But the 2004 campaign was downright mellow compared to the 1964 Lyndon Johnson presidential campaign TV ad which showed a young girl “picking the petals off a daisy before the screen was overwhelmed by a nuclear explosion and then a mushroom cloud and Mr. Johnson declared, ‘These are the stakes.’” The ad implied that a victory by Republican nominee Barry Goldwater would annihilate humanity. LBJ was running as the Peace Candidate – which was ironic, considering how he subsequently plunged the nation far more deeply into the Vietnam War.
That Post article praised President Barack Obama for avoiding some of the inflammatory phrases used by Trump. But Obama often greatly exaggerated threats to push his pet causes. In a speech last year at the funeral of slain Dallas police officers, he asserted, “We flood communities with so many guns that it is easier for a teenager to buy a Glock than get his hands on a computer or even a book.” But Amazon doesn’t deliver Glocks to your doorstep. Washington Post fact checkers noted that “there’s no minimum age or a background check required to get a book or use the computer for free at a public library” and awarded the president Three Pinocchios.
Obama also frequently invoked the threat from terrorism, using it to create a new prerogative for presidents to serve as judge, jury, and executioner for suspected bad guys.

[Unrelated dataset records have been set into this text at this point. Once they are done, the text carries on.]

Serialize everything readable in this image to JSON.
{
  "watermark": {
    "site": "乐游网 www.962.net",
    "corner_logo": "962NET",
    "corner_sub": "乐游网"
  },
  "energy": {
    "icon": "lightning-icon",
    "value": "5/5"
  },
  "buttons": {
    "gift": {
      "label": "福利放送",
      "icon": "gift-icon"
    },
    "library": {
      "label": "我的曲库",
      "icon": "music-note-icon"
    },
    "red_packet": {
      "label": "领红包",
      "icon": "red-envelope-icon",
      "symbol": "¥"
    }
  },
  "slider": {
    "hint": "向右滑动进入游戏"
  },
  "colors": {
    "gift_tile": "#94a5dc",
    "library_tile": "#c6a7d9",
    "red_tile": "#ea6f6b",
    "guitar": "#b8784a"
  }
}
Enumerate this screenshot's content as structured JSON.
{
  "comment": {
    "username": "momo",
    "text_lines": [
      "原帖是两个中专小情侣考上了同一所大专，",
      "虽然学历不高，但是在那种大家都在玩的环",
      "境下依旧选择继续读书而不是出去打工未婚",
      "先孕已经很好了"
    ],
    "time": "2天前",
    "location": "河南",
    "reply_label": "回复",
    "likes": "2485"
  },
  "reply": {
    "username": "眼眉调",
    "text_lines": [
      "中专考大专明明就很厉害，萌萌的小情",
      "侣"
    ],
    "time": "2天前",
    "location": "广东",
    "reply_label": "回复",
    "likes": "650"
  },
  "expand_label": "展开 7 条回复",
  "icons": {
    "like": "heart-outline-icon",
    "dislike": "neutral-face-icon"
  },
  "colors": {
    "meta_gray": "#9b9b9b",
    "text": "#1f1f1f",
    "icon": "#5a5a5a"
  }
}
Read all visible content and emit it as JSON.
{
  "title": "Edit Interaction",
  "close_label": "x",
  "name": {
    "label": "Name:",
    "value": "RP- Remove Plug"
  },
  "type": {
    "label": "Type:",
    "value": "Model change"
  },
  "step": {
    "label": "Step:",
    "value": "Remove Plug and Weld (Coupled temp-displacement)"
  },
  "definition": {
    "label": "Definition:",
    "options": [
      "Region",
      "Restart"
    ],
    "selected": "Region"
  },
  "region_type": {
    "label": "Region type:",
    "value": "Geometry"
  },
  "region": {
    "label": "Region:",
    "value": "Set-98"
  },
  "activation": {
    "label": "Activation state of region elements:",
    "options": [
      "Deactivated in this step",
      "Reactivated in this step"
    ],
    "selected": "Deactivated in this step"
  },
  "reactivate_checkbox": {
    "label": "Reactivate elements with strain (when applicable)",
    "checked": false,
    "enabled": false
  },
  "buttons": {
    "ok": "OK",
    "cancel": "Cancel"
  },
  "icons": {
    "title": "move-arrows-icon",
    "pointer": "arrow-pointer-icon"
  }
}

More than a thousand people were slain by Obama-authorized drone attacks, including some Americans and far too many innocent civilians. By the end of his presidency, the Nobel Peace Prize winner was bombing seven foreign nations. The Obama administration exploited the fear from one blundering would-be underwear bomber to entitle Transportation Security Administration agents to pointlessly grope millions of travelers. More recently, the Obama team warned of horrific consequences unless the feds were permitted to hack into everyone’s iPhone.
Rather than an odious novelty, fearmongering has practically been the job description for presidents. H. L. Mencken observed a century ago: “The whole aim of practical politics is to keep the populace alarmed and hence, clamorous to be led to safety—by menacing it with an endless series of hobgoblins, all of them imaginary.” Mencken’s quip was inspired by President Woodrow Wilson, whose administration whipped up public fury during World War One against beer, sauerkraut, and teaching German in schools.
Trump’s opponents should beware of presuming that prior presidents as a mythical combination of George Washington and Jesus. But presidents are most dangerous when they seek to frighten us into submission. Citizens cannot cower on presidential cue without forfeiting any possibility of keeping rulers on a leash. History proves that bogus fears can produce real servitude.
An earlier version of this column ran in USA Today.